Freon 407C is a zero ozone depletion blend of HFC refrigerants Freon 32, Freon 125, and Freon 134a. It closely matches the properties of Freon 22 and is used in many air conditioning applications. They include: New residential and other unitary air conditioning, non-fl ooded evaporator chillers. With few modifi cations, Freon 407C can be used in the same equipment designed for use with Freon 22. Retrofi t of existing Freon 22 systems. However, Freon 407C should not be used as a direct, “drop-in” replacement. Also, you should not use Freon 407C in equipment that uses a fl ooded evaporator because of the zeotropic behavior within the system. Since Freon 407C is a zeotropic blend, it helps to understand terms like bubble point, dew point, fractionation, and glide. Bubble point, or saturated liquid temperature, is the temperature at which Freon 407C (at constant pressure) begins to evaporate. Or in other words, the temperature where the fi rst bubble of vapor appears in liquid Freon 407C. Bubble point is equivalent to boiling point for single component refrigerants. Dew point, or saturated vapor temperature, is the temperature where condensation begins (at constant pressure). Or, think of dew point as the temperature at which the last droplet of liquid evaporates and saturated gas exists. It corresponds to the condensation point of a single conponent refrigerant.

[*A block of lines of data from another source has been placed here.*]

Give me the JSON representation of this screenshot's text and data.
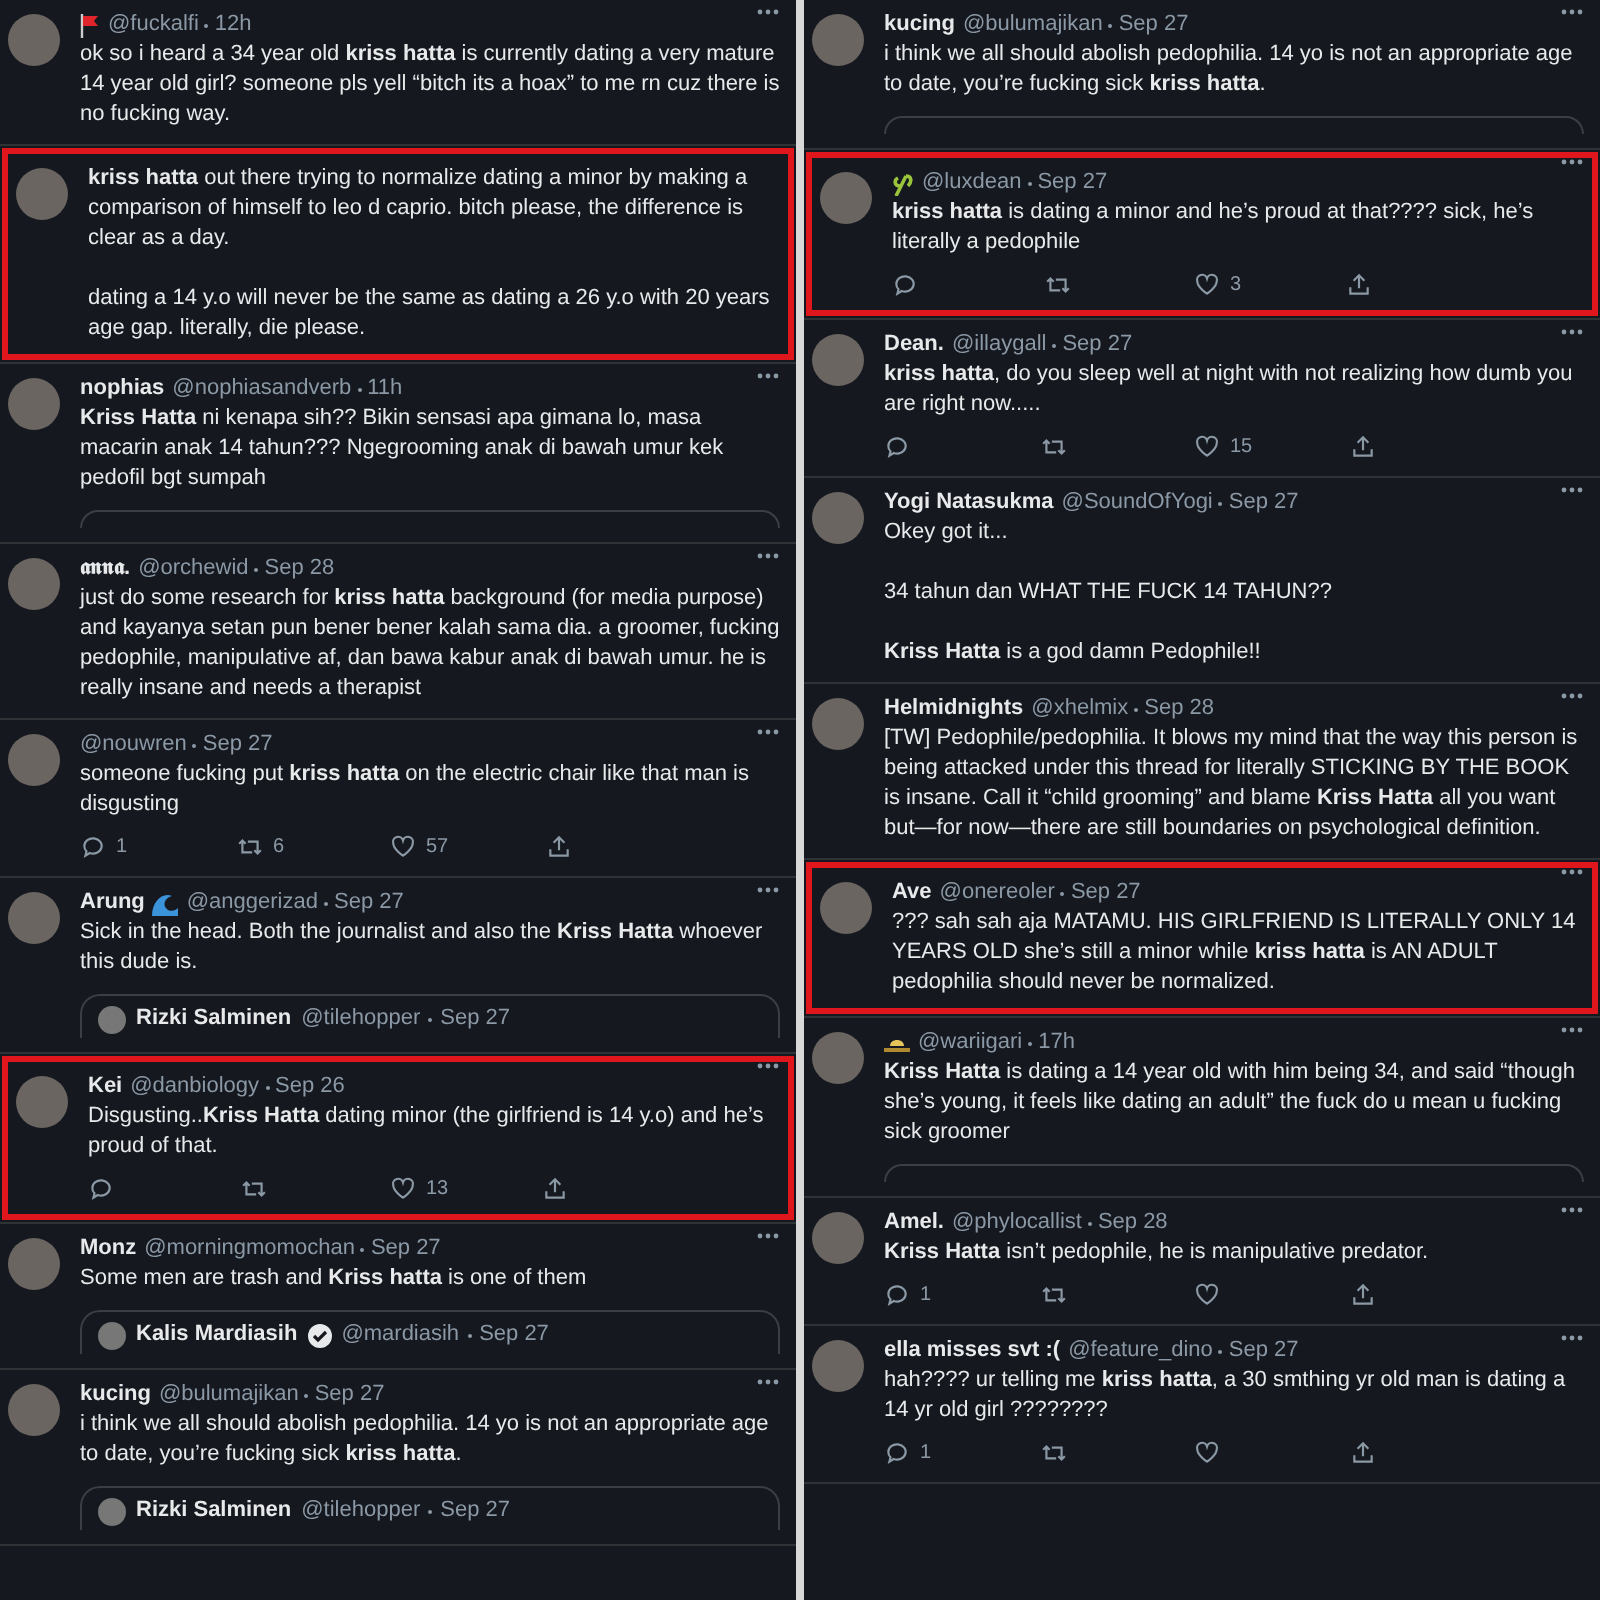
{
  "columns": [
    {
      "tweets": [
        {
          "badge": {
            "kind": "flag"
          },
          "handle": "@fuckalfi",
          "date": "12h",
          "body": "ok so i heard a 34 year old **kriss hatta** is currently dating a very mature 14 year old girl? someone pls yell “bitch its a hoax” to me rn cuz there is no fucking way.",
          "highlighted": false
        },
        {
          "body": "**kriss hatta** out there trying to normalize dating a minor by making a comparison of himself to leo d caprio. bitch please, the difference is clear as a day.\n\ndating a 14 y.o will never be the same as dating a 26 y.o with 20 years age gap. literally, die please.",
          "highlighted": true
        },
        {
          "name": "nophias",
          "handle": "@nophiasandverb",
          "date": "11h",
          "body": "**Kriss Hatta** ni kenapa sih?? Bikin sensasi apa gimana lo, masa macarin anak 14 tahun??? Ngegrooming anak di bawah umur kek pedofil bgt sumpah",
          "highlighted": false,
          "quote_stub": true
        },
        {
          "name": "𝖆𝖓𝖓𝖆.",
          "handle": "@orchewid",
          "date": "Sep 28",
          "body": "just do some research for **kriss hatta** background (for media purpose) and kayanya setan pun bener bener kalah sama dia. a groomer, fucking pedophile, manipulative af, dan bawa kabur anak di bawah umur. he is really insane and needs a therapist",
          "highlighted": false
        },
        {
          "handle": "@nouwren",
          "date": "Sep 27",
          "body": "someone fucking put **kriss hatta** on the electric chair like that man is disgusting",
          "highlighted": false,
          "actions": true,
          "reply_count": "1",
          "retweet_count": "6",
          "like_count": "57"
        },
        {
          "name": "Arung",
          "badge": {
            "kind": "wave"
          },
          "handle": "@anggerizad",
          "date": "Sep 27",
          "body": "Sick in the head. Both the journalist and also the **Kriss Hatta** whoever this dude is.",
          "highlighted": false,
          "quote": {
            "name": "Rizki Salminen",
            "handle": "@tilehopper",
            "date": "Sep 27",
            "verified": false
          }
        },
        {
          "name": "Kei",
          "handle": "@danbiology",
          "date": "Sep 26",
          "body": "Disgusting..**Kriss Hatta** dating minor (the girlfriend is 14 y.o) and he’s proud of that.",
          "highlighted": true,
          "actions": true,
          "like_count": "13"
        },
        {
          "name": "Monz",
          "handle": "@morningmomochan",
          "date": "Sep 27",
          "body": "Some men are trash and **Kriss hatta** is one of them",
          "highlighted": false,
          "quote": {
            "name": "Kalis Mardiasih",
            "handle": "@mardiasih",
            "date": "Sep 27",
            "verified": true
          }
        },
        {
          "name": "kucing",
          "handle": "@bulumajikan",
          "date": "Sep 27",
          "body": "i think we all should abolish pedophilia. 14 yo is not an appropriate age to date, you’re fucking sick **kriss hatta**.",
          "highlighted": false,
          "quote": {
            "name": "Rizki Salminen",
            "handle": "@tilehopper",
            "date": "Sep 27",
            "verified": false
          }
        }
      ]
    },
    {
      "tweets": [
        {
          "name": "kucing",
          "handle": "@bulumajikan",
          "date": "Sep 27",
          "body": "i think we all should abolish pedophilia. 14 yo is not an appropriate age to date, you’re fucking sick **kriss hatta**.",
          "highlighted": false,
          "quote_stub": true
        },
        {
          "badge": {
            "kind": "plant"
          },
          "handle": "@luxdean",
          "date": "Sep 27",
          "body": "**kriss hatta** is dating a minor and he’s proud at that???? sick, he’s literally a pedophile",
          "highlighted": true,
          "actions": true,
          "like_count": "3"
        },
        {
          "name": "Dean.",
          "handle": "@illaygall",
          "date": "Sep 27",
          "body": "**kriss hatta**, do you sleep well at night with not realizing how dumb you are right now.....",
          "highlighted": false,
          "actions": true,
          "like_count": "15"
        },
        {
          "name": "Yogi Natasukma",
          "handle": "@SoundOfYogi",
          "date": "Sep 27",
          "body": "Okey got it...\n\n34 tahun dan WHAT THE FUCK 14 TAHUN??\n\n**Kriss Hatta** is a god damn Pedophile!!",
          "highlighted": false
        },
        {
          "name": "Helmidnights",
          "handle": "@xhelmix",
          "date": "Sep 28",
          "body": "[TW] Pedophile/pedophilia. It blows my mind that the way this person is being attacked under this thread for literally STICKING BY THE BOOK is insane. Call it “child grooming” and blame **Kriss Hatta** all you want but—for now—there are still boundaries on psychological definition.",
          "highlighted": false
        },
        {
          "name": "Ave",
          "handle": "@onereoler",
          "date": "Sep 27",
          "body": "??? sah sah aja MATAMU. HIS GIRLFRIEND IS LITERALLY ONLY 14 YEARS OLD she’s still a minor while **kriss hatta** is AN ADULT pedophilia should never be normalized.",
          "highlighted": true
        },
        {
          "badge": {
            "kind": "hat"
          },
          "handle": "@wariigari",
          "date": "17h",
          "body": "**Kriss Hatta** is dating a 14 year old with him being 34, and said “though she’s young, it feels like dating an adult” the fuck do u mean u fucking sick groomer",
          "highlighted": false,
          "quote_stub": true
        },
        {
          "name": "Amel.",
          "handle": "@phylocallist",
          "date": "Sep 28",
          "body": "**Kriss Hatta** isn’t pedophile, he is manipulative predator.",
          "highlighted": false,
          "actions": true,
          "reply_count": "1"
        },
        {
          "name": "ella misses svt :(",
          "handle": "@feature_dino",
          "date": "Sep 27",
          "body": "hah???? ur telling me **kriss hatta**, a 30 smthing yr old man is dating a 14 yr old girl ????????",
          "highlighted": false,
          "actions": true,
          "reply_count": "1"
        }
      ]
    }
  ]
}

Bubble point and dew point are used to describe the behavior of zeotropic blends in an evaporator and condenser. Boiling point is not used because the blend’s temperature changes as it evaporates or condenses. Fractionation describes how a refrigerant blend like Freon 407C changes from a liquid to a vapor or vice versa. Since the components of Freon 407C evaporate (or condense) at diff erent rates in the evaporator (or condenser), the blend’s composition constantly changes between the bubble point (-46.12°F/-43.4°C) and dew point (-33.16°F/-36.2°C at one atm). Once the temperature exceeds the dew point, Freon 407C is in a superheated vapor state. Glide describes the diff erence in temperature between the evaporator outlet and inlet due to fractionation. Glide can vary, depending on the state of the liquid refrigerant at either end of the evaporator (or condenser) or on pressure losses. At most common system pressures, Freon 407C has a temperature glide of 9 to 12 degrees F.